Transcript from the "Non-Blocking I/O" Lesson
[00:00:18] Non-blocking I/O just means, so if you've ever used another language like Ruby, or Python, or maybe even PHP, whenever you run some type of arbitrary code, there isn't an ability to run another piece of code in parallel without using more resources on the computer like another thread, right?
[00:00:58] It's basically, you can think of it as like a registry for work that needs to be done, and then that work gets completed on whatever timer that is set, and then that registry will then call a function in your code to let you know that that work is done.
[00:01:17] So that way things can happen in parallel, and this allows Node to basically, a really good example would be to allow Node to handle more concurrent requests as far as a server. So Node.js could probably handle way more concurrent requests per second than another framework by default without any optimizations.
[00:01:38] That doesn't mean Node.js is faster, because it's not like, this is just a better framework for everything, you should use it. No, because it's actually not good at CPU intensive things, because it only uses one thread. So doing things like AI or machine learning is probably not the best example for Node.js, because by default, it doesn't use all the resources on the computer intentionally.
[00:02:01] So people choose Python for that, right? So there's different use cases, but when it comes to handling concurrent things, Node.js is pretty good out of the box for that, and it's because of its non-blocking I/O. Yes?
>> No, it's pretty much the same thing as well. The implementation is obviously different, because we're talking about an event loop on a computer, and those resources versus an event loop that's in front of a browser that's using computer resources. But how you would perceive it as a person writing Node is pretty much the same thing.
[00:02:39] So no, there really is no difference. It's a good question. I wanted to put that out there, because most operating system-level languages aren't like this. This Node.js is probably this runtime and this language is probably the only one that I know that it's like this by default. So it's a little different if you'd like, I've been using Ruby my whole life and you come here like wait, what is that?

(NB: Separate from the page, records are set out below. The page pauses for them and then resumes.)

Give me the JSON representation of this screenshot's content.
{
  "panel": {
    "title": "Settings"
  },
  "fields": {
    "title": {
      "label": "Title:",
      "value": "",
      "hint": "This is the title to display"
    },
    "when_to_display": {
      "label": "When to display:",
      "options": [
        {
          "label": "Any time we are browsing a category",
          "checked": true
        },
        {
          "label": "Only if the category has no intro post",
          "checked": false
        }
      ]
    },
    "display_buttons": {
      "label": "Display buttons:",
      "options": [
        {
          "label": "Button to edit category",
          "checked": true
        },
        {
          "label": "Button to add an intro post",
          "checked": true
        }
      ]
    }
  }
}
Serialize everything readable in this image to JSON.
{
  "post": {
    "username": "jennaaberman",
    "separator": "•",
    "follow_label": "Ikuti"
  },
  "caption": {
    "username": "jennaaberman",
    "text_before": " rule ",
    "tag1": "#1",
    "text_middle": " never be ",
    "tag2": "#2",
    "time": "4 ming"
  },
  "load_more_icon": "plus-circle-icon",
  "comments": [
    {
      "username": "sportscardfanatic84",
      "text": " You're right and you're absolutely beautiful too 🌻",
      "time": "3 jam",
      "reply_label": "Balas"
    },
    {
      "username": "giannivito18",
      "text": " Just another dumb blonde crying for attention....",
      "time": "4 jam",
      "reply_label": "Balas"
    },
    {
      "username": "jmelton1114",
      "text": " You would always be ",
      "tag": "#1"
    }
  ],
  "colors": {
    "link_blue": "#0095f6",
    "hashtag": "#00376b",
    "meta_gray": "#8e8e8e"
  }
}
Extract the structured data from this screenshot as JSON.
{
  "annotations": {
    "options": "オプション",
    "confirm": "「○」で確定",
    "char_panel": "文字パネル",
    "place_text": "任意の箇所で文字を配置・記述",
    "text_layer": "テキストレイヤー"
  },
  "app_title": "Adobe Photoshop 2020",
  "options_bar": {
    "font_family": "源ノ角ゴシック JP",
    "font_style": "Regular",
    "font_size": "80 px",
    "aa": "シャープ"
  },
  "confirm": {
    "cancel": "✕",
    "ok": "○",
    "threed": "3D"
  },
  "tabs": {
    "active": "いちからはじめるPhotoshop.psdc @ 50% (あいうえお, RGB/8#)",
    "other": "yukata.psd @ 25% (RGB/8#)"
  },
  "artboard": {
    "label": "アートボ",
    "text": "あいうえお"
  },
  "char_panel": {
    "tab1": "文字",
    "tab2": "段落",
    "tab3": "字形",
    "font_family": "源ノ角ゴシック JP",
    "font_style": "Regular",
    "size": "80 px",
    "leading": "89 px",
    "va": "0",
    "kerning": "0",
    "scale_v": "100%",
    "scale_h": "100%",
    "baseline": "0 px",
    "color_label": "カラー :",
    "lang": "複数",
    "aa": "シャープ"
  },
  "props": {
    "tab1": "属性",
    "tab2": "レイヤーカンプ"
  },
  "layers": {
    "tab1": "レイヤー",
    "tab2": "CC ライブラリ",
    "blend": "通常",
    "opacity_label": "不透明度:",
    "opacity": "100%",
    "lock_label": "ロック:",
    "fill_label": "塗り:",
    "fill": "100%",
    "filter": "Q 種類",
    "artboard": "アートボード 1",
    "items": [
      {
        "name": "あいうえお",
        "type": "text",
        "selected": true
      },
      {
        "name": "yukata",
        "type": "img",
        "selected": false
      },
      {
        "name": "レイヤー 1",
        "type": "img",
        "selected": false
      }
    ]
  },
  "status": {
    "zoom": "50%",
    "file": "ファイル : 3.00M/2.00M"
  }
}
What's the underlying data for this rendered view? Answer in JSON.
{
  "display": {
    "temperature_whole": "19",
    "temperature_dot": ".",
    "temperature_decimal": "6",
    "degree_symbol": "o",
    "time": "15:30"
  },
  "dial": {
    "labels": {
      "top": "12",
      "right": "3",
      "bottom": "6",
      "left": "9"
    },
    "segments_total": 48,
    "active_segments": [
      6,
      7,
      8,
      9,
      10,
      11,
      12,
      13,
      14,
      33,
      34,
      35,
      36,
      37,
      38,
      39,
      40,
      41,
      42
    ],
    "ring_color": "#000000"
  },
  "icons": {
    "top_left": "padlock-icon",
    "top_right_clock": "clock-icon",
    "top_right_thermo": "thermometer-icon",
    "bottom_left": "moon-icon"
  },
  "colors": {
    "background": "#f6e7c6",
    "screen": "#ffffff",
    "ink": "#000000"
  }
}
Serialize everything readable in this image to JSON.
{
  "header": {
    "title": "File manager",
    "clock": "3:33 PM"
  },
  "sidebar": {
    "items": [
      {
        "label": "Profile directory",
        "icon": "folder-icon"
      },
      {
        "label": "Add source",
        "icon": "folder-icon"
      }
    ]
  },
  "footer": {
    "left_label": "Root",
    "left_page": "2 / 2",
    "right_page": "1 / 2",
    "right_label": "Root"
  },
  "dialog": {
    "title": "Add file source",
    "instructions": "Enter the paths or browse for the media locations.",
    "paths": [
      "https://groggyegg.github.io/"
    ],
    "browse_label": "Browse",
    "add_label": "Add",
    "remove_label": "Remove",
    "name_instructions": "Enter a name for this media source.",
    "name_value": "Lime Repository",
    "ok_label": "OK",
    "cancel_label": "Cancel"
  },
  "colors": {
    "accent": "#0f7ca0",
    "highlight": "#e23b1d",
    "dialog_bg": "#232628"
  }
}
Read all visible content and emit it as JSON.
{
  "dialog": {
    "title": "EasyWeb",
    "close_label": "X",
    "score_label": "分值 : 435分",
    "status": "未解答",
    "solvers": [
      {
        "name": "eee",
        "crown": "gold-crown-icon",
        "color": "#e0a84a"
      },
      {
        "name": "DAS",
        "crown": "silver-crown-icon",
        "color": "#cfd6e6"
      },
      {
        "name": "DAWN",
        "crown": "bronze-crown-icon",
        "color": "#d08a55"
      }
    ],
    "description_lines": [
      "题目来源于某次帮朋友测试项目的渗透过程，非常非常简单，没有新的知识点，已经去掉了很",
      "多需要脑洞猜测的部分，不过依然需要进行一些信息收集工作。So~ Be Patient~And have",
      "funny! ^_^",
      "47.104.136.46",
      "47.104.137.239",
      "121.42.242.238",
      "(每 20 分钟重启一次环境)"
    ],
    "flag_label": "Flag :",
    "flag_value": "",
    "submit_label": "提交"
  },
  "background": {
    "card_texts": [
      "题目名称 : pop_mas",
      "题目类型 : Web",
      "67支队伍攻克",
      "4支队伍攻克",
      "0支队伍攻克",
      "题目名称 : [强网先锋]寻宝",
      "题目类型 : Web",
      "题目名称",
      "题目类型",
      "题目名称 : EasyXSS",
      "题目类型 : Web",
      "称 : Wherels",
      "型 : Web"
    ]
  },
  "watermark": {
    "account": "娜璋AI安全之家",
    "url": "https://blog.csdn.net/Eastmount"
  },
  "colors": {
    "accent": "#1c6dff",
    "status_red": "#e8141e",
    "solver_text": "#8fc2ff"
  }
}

[00:03:02] How are you doing that? So it's a little different and it makes you think about how you write your code, and we'll get to that, but here's an example. So here's some blocking code. So blocking code basically just means it's synchronous. As in, everything happens from top to bottom the way that you wrote it, right?
[00:03:19] So it's just a function that takes an ID, and it's a constant lookup. It's quick, and we're not talking about like how fast something is, but basically, the next line doesn't happen until the previous line is completed, right? It's just standard synchronous code. But then non-blocking code would be basically if I wrapped the retrieval in a set timeout for a second in which this callback was fired, now this is non-blocking.
[00:04:11] And then when our work is ready to be completed, it'll call this function in which triggers this function here and then you get your result. So this is non-blocking, whereas most program languages, you can't do this. So it's very important to remember that as you see as we go through the examples and we build our app.
[00:04:30] Any questions on this? Yes.
>> Could you clarify one more time what you mean by if you know JS, you already know 90% of Node.